# [Task instructions]
Keep the wording of every entry intact in your copy, and omit the pictures.

# [Materials provided]

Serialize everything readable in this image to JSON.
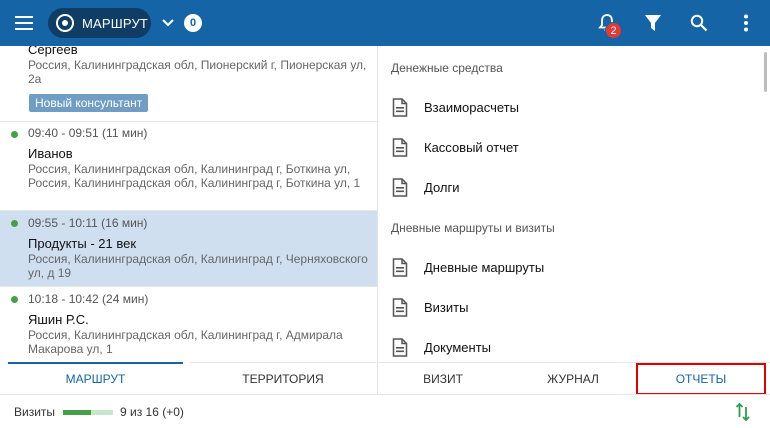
{
  "colors": {
    "header_bg": "#1565a6",
    "accent": "#1565a6",
    "visit_dot": "#43a047",
    "notification_badge": "#e53935",
    "selected_row": "#cfdff0",
    "highlight_box": "#e00000"
  },
  "header": {
    "route_label": "МАРШРУТ",
    "route_count": "0",
    "notification_count": "2",
    "icons": [
      "menu-icon",
      "route-target-icon",
      "chevron-down-icon",
      "bell-icon",
      "filter-icon",
      "search-icon",
      "more-vert-icon"
    ]
  },
  "visits": [
    {
      "time": "",
      "name": "Сергеев",
      "address": "Россия, Калининградская обл, Пионерский г, Пионерская ул, 2а",
      "badge": "Новый консультант",
      "selected": false
    },
    {
      "time": "09:40 - 09:51 (11 мин)",
      "name": "Иванов",
      "address": "Россия, Калининградская обл, Калининград г, Боткина ул, Россия, Калининградская обл, Калининград г, Боткина ул, 1",
      "selected": false
    },
    {
      "time": "09:55 - 10:11 (16 мин)",
      "name": "Продукты - 21 век",
      "address": "Россия, Калининградская обл, Калининград г, Черняховского ул, д 19",
      "selected": true
    },
    {
      "time": "10:18 - 10:42 (24 мин)",
      "name": "Яшин Р.С.",
      "address": "Россия, Калининградская обл, Калининград г, Адмирала Макарова ул, 1",
      "selected": false
    }
  ],
  "left_tabs": {
    "route": "МАРШРУТ",
    "territory": "ТЕРРИТОРИЯ"
  },
  "reports": {
    "section_money": "Денежные средства",
    "money_items": [
      "Взаиморасчеты",
      "Кассовый отчет",
      "Долги"
    ],
    "section_routes": "Дневные маршруты и визиты",
    "route_items": [
      "Дневные маршруты",
      "Визиты",
      "Документы"
    ]
  },
  "right_tabs": {
    "visit": "ВИЗИТ",
    "journal": "ЖУРНАЛ",
    "reports": "ОТЧЕТЫ"
  },
  "status": {
    "label": "Визиты",
    "count_text": "9 из 16 (+0)",
    "progress_fraction": 0.5625
  }
}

# [Solution for this problem]
Serialize everything readable in this image to JSON.
{
  "colors": {
    "header_bg": "#1565a6",
    "accent": "#1565a6",
    "visit_dot": "#43a047",
    "notification_badge": "#e53935",
    "selected_row": "#cfdff0",
    "highlight_box": "#e00000"
  },
  "header": {
    "route_label": "МАРШРУТ",
    "route_count": "0",
    "notification_count": "2",
    "icons": [
      "menu-icon",
      "route-target-icon",
      "chevron-down-icon",
      "bell-icon",
      "filter-icon",
      "search-icon",
      "more-vert-icon"
    ]
  },
  "visits": [
    {
      "time": "",
      "name": "Сергеев",
      "address": "Россия, Калининградская обл, Пионерский г, Пионерская ул, 2а",
      "badge": "Новый консультант",
      "selected": false
    },
    {
      "time": "09:40 - 09:51 (11 мин)",
      "name": "Иванов",
      "address": "Россия, Калининградская обл, Калининград г, Боткина ул, Россия, Калининградская обл, Калининград г, Боткина ул, 1",
      "selected": false
    },
    {
      "time": "09:55 - 10:11 (16 мин)",
      "name": "Продукты - 21 век",
      "address": "Россия, Калининградская обл, Калининград г, Черняховского ул, д 19",
      "selected": true
    },
    {
      "time": "10:18 - 10:42 (24 мин)",
      "name": "Яшин Р.С.",
      "address": "Россия, Калининградская обл, Калининград г, Адмирала Макарова ул, 1",
      "selected": false
    }
  ],
  "left_tabs": {
    "route": "МАРШРУТ",
    "territory": "ТЕРРИТОРИЯ"
  },
  "reports": {
    "section_money": "Денежные средства",
    "money_items": [
      "Взаиморасчеты",
      "Кассовый отчет",
      "Долги"
    ],
    "section_routes": "Дневные маршруты и визиты",
    "route_items": [
      "Дневные маршруты",
      "Визиты",
      "Документы"
    ]
  },
  "right_tabs": {
    "visit": "ВИЗИТ",
    "journal": "ЖУРНАЛ",
    "reports": "ОТЧЕТЫ"
  },
  "status": {
    "label": "Визиты",
    "count_text": "9 из 16 (+0)",
    "progress_fraction": 0.5625
  }
}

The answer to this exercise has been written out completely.